Bibliothèque des Arts Décoratifs, 1812
Via Nuranar on Flickr.

For a more sedate look, we have this plate from 1812, which has a horizontally striped waistcoat--no lapels this time, just a standing collar--with plain nankeen trousers. These have vents at the ankle, which seems to be optional.

Nankeen was a common fabric for trousers, and could be striped or plain--the second plate from 1810 above says in the caption that the trousers are striped nankeen. The plate from 1811 has a caption that translates (according to my mad Google Translate skills) to being trousers of striped duck, or ticking. There are also accounts and descriptions of linen trousers, and also of wool, both woven and knitted. (Yes...knitted trousers. Mike says they're super comfy.)

One thing you don't see a lot of in these plates and illustrations is men's shirts. They were basically an undergarment at that time, and wouldn't be worn alone except by laborers and nekkid folks. For example:

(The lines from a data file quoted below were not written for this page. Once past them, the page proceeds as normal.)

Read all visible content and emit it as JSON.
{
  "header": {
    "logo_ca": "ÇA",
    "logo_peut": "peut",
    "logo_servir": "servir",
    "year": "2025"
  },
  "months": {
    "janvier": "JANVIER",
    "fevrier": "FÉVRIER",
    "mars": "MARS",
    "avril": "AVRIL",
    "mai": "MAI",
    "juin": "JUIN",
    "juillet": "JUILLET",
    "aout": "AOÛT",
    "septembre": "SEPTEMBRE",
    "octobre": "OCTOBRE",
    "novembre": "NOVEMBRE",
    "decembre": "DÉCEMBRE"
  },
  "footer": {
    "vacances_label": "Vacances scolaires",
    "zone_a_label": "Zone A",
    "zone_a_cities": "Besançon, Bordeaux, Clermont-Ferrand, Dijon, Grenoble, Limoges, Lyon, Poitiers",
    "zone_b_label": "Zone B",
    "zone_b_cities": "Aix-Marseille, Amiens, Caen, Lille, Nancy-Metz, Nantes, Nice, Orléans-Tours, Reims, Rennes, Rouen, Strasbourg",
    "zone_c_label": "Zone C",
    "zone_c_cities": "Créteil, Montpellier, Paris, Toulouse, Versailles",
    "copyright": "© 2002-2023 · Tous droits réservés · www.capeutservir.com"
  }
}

John Lewis Krimmel Village Tavern
John Lewis Krimmel, The Village Tavern
Don't judge; I really do love Krimmel's stuff.

I like to think this is the end of a the day, and you've got a couple of guys just off work stopping in for a well-deserved pint after all day out doing manual labor. Certainly their apparel suggest it--the aprons (and the one on the right is certainly well-worn), one man in his shirtsleeves, the other in sturdy boots. They look like they're no-nonsense types to me.

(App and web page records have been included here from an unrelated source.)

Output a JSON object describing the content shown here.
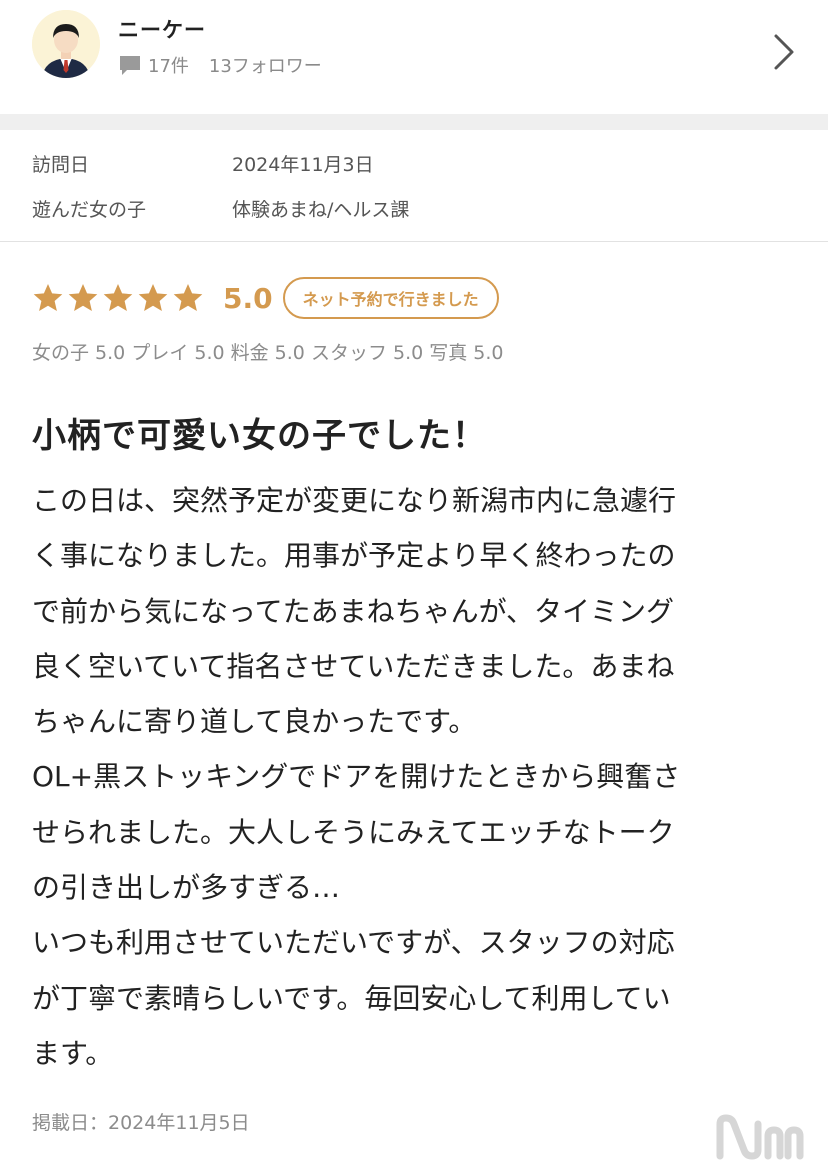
{
  "reviewer": {
    "name": "ニーケー",
    "review_count": "17件",
    "followers": "13フォロワー"
  },
  "visit": {
    "date_label": "訪問日",
    "date_value": "2024年11月3日",
    "girl_label": "遊んだ女の子",
    "girl_value": "体験あまね/ヘルス課"
  },
  "rating": {
    "stars": 5,
    "score": "5.0",
    "badge": "ネット予約で行きました",
    "sub_scores": [
      "女の子 5.0",
      "プレイ 5.0",
      "料金 5.0",
      "スタッフ 5.0",
      "写真 5.0"
    ]
  },
  "review": {
    "title": "小柄で可愛い女の子でした！",
    "lines": [
      "この日は、突然予定が変更になり新潟市内に急遽行",
      "く事になりました。用事が予定より早く終わったの",
      "で前から気になってたあまねちゃんが、タイミング",
      "良く空いていて指名させていただきました。あまね",
      "ちゃんに寄り道して良かったです。",
      "OL+黒ストッキングでドアを開けたときから興奮さ",
      "せられました。大人しそうにみえてエッチなトーク",
      "の引き出しが多すぎる…",
      "いつも利用させていただいですが、スタッフの対応",
      "が丁寧で素晴らしいです。毎回安心して利用してい",
      "ます。"
    ],
    "posted": "掲載日：2024年11月5日"
  },
  "colors": {
    "accent": "#d49a4f",
    "band": "#efefef",
    "muted_text": "#8c8c8c"
  },
  "icons": [
    "avatar-icon",
    "comment-icon",
    "chevron-right-icon",
    "star-icon",
    "watermark-logo"
  ]
}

Another thing to note is that, other than the man I just pointed out in the above tableau, all of these gentlemen are wearing some variation of a black flat-soled shoe, with a relatively low vamp compared to what we think of as men's shoes today. Some of them come all the way to the ankle, but many of them dip low over the instep, which makes them look very ballet-flat-y to a modern eye. Some of them have decoration, and some don't, but it seems that this type of shoe was pretty common.

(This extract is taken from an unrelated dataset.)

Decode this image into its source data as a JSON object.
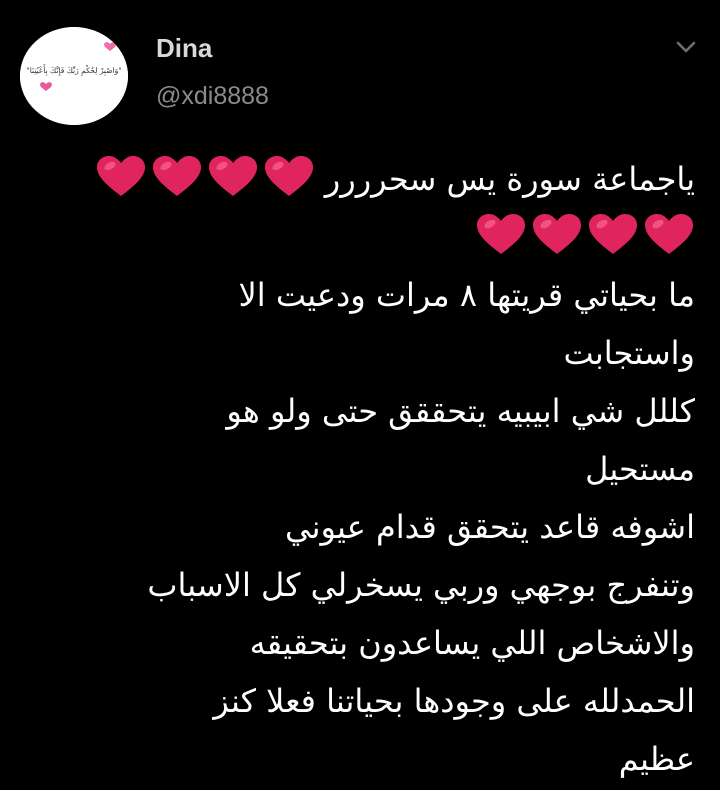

So for Matt, we're going to start out with some basics. He'll need a shirt, trousers, waistcoat, and coat. Like I said waaaay back at the beginning (*points*), we're going to be using Krimmel's The Quilting Frolic as our main inspiration. Tan striped trousers, red waistcoat, green short jacket. Done up in some nice linens, maybe a wool jacket, this should be a good practical, easy-to-wear starter outfit that he can build on over time. Updates to follow as we make progress!

Monday, April 2, 2012

I got three hours of sleep last night. Tops.

Which is maybe why I found this so funny.  Anyway, in lieu of actual content, I present to you:

The beginnings of the American Revolution, simplified
  • BRITISH EMPIRE: All right, fine, your stupid embargo worked. We won’t levy any more taxes-
  • AMERICAN COLONIES: Huzzah! Time to get drunk!
  • BRITISH EMPIRE: Except on tea.
  • BRITISH EMPIRE: Get over it, it’s just tea. Seriously, where do you get this idea that you’re special and should never have to pay taxes? We hope that idea doesn’t go on to infect your political discourse centuries from now.
  • AMERICAN COLONIES: We’re not buying your stupid tea.
  • BRITISH EMPIRE: Are you being serious right now? What are you going to do, just stop drinking tea?
  • AMERICAN COLONIES: Yes. We’ll drink coffee.
  • BRITISH EMPIRE: Do you even know what that is?
  • AMERICAN COLONIES: No, but we’ve heard it’s good and we’re feeling surly.
  • BRITISH EMPIRE: Fine, whatever, we don’t even care what you do anymore.
  • BRITISH EAST INDIA COMPANY: Actually, we are pretty much bankrupt, so you need to make them drink the tea.
  • BRITISH EMPIRE: Oh, for—just drink the tea.
  • BRITISH EMPIRE: Drink it.
  • BRITISH EMPIRE: Drink it or we’ll punch you in the face.
  • AMERICAN COLONIES: *Boston Tea Party*
  • BRITISH EMPIRE: What the hell?
  • AMERICAN COLONIES: We heard it was Indians.
  • BRITISH EMPIRE: That’s interesting, because we heard it was a bunch of colonists wearing paint and dressed in costumes that were remarkably similar to what a crowd of drunks who wanted to look like Indians would assemble if the only supplies they had were found in an alley behind a bar.
  • AMERICAN COLONIES: You get all types in Boston.
  • BRITISH EMPIRE: …*Coercive Acts*